A large percentage of vegetables and fruit consumed in Britain is actually grown in Spain, as the lettuce saga clearly illustrates. As I said in this space over the weekend there is no shortage of lettuces in Majorca, but in Britain they are being rationed. In fact, the lettuce problem has become so pronounced that lettuces are being flown in from the US and prices have skyrocketed since the start of the whole unfortunate saga. My question is simple: if there is no shortage in Spain why haven't the major British supermarkets just ordered more from their Spanish suppliers?

Reading through some of the comments on our website and social media sites over the weekend, there was a range of opinions: one person even suggested that now was the time for stews and dumplings rather than salad and tomatoes - a good point, but watch your waistline! Britain needs to find new markets for vegetables and fruit because the Brexit clock is ticking. But also it might be an idea if Britain tried to be rather more self-sufficient; obviously the weather is a problem but there is such a thing as glasshouses. Just 20 per cent of the British lettuce crop is grown inside.

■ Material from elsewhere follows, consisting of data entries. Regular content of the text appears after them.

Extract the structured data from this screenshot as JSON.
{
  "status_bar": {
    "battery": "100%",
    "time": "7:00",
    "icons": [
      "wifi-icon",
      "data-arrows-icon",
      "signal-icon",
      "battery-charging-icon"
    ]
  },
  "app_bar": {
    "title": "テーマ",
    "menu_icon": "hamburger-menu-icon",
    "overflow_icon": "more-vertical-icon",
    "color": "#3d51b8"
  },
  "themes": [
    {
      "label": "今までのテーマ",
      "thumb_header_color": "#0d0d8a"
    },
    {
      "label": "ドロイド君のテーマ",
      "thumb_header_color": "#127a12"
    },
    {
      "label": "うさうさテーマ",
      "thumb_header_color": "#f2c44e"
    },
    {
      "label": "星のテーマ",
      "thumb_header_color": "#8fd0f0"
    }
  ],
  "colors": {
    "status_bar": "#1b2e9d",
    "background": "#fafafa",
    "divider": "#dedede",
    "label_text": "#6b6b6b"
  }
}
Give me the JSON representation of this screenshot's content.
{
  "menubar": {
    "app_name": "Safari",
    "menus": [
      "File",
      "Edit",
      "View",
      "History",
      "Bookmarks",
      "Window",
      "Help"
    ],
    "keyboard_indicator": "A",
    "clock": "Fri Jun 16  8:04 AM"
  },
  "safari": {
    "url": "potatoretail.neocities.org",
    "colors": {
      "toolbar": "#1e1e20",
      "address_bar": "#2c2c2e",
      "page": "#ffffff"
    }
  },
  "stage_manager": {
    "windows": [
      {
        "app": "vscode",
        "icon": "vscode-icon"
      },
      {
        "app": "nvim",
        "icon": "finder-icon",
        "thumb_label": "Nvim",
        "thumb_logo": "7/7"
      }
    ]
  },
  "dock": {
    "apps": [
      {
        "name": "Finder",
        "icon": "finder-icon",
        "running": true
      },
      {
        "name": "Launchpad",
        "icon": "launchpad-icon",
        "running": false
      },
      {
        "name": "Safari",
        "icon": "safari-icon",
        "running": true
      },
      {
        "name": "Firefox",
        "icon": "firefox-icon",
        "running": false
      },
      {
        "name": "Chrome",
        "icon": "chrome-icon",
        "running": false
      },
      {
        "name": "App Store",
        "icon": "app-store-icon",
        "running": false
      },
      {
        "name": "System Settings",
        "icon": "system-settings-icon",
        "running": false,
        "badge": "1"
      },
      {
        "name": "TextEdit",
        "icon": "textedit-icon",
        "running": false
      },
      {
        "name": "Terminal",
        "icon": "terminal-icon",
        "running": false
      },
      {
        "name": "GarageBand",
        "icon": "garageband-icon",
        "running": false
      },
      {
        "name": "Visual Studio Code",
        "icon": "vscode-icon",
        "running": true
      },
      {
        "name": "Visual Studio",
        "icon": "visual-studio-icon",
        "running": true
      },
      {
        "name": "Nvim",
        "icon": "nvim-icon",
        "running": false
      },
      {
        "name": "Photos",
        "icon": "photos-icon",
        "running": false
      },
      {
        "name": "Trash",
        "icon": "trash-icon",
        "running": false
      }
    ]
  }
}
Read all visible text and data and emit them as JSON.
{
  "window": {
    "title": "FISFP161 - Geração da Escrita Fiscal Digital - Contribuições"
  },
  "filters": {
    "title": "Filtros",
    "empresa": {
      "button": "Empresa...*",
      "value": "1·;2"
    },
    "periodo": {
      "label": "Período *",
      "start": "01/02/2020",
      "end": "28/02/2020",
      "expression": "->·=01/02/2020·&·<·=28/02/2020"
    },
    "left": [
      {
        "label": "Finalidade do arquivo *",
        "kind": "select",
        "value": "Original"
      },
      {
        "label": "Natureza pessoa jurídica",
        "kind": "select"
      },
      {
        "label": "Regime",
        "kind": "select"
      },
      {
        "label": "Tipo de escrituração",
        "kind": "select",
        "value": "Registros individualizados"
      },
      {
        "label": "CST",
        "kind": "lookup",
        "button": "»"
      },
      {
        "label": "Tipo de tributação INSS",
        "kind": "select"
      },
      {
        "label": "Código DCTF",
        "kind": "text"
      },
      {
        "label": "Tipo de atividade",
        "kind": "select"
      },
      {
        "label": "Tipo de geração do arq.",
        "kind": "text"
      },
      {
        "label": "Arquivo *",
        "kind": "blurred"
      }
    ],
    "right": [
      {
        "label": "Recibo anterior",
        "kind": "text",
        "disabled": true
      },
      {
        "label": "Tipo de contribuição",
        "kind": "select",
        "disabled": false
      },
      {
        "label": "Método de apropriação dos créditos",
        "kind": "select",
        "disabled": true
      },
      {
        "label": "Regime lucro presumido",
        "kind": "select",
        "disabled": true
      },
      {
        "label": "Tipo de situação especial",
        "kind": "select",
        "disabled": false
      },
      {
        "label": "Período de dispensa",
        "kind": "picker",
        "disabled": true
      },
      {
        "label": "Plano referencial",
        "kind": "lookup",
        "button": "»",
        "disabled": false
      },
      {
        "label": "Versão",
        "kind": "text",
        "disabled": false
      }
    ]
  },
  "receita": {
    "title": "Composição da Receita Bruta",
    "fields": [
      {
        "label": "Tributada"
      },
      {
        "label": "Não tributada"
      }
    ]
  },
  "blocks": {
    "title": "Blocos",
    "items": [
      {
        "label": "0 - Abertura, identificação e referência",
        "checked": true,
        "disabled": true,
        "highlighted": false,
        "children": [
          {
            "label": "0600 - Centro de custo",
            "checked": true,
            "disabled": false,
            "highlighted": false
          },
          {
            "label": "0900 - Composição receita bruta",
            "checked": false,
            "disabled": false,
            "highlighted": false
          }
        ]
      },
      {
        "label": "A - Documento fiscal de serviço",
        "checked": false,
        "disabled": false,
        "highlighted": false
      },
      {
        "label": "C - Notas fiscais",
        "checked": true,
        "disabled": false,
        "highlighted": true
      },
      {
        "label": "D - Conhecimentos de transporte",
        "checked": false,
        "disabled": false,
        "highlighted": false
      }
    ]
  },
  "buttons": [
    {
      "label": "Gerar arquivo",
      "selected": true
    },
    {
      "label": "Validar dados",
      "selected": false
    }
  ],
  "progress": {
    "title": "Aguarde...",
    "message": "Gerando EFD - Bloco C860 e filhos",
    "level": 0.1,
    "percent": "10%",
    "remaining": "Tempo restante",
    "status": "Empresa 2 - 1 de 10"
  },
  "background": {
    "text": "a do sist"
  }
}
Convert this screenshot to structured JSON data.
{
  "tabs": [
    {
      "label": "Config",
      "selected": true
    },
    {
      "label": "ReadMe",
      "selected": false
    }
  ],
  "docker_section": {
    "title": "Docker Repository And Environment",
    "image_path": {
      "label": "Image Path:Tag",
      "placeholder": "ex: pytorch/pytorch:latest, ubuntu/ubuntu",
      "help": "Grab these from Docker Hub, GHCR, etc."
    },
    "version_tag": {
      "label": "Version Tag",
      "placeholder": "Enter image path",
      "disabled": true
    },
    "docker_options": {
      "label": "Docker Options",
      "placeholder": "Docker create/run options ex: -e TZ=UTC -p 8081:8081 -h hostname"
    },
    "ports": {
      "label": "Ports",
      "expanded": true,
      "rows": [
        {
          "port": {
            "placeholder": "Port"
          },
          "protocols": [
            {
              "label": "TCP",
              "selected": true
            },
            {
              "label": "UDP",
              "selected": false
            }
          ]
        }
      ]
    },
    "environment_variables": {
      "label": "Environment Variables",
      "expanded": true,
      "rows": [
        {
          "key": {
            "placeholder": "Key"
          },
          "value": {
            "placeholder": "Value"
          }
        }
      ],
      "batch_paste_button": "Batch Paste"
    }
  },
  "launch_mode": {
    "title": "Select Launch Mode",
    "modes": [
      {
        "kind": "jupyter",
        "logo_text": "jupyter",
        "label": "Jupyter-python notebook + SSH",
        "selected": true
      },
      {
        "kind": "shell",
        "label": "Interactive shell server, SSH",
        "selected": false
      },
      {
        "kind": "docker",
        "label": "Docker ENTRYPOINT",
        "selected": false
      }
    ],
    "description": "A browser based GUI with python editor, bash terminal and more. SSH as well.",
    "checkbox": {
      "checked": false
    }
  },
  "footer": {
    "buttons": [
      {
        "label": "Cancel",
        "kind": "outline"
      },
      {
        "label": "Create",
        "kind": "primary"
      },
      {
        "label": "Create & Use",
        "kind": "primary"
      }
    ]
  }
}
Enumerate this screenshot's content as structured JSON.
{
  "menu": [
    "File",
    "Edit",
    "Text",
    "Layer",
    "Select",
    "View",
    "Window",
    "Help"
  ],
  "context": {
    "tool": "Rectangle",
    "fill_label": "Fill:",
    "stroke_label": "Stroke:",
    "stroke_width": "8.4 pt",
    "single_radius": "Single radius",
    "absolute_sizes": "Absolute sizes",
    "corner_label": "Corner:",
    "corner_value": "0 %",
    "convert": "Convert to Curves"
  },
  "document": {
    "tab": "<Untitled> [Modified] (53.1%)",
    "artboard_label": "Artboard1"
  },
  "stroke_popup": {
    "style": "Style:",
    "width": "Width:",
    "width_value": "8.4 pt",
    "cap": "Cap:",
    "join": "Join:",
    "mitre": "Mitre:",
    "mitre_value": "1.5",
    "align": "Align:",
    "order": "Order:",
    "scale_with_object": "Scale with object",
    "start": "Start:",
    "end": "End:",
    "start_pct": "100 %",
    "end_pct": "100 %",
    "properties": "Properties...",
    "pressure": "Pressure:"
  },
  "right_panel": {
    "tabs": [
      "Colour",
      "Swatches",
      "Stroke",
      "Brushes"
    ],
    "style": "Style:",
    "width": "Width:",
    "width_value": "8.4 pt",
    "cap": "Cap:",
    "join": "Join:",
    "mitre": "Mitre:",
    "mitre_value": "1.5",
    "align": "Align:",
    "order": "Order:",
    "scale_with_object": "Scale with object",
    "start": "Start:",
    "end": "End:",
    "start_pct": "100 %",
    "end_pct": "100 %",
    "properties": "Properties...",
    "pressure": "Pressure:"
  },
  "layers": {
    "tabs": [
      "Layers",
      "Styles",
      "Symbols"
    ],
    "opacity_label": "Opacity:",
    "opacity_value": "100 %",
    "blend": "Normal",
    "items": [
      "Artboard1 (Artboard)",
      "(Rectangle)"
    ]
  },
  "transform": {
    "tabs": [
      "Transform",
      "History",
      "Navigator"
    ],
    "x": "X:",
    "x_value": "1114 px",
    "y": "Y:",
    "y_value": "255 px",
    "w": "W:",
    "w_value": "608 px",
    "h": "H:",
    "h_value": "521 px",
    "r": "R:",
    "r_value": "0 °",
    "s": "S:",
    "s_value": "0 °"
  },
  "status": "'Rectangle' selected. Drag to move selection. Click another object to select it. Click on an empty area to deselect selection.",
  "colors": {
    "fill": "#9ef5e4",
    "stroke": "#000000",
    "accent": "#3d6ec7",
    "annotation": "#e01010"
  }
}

Seeing empty supermarket shelves in Britain is not a nice sight and the word rationing is a throwback to the 1940s. Britain may have embarked on a new path and is leaving Europe behind, but it may not be a question of having your cake and eat it. It may be a case of salad and rationing.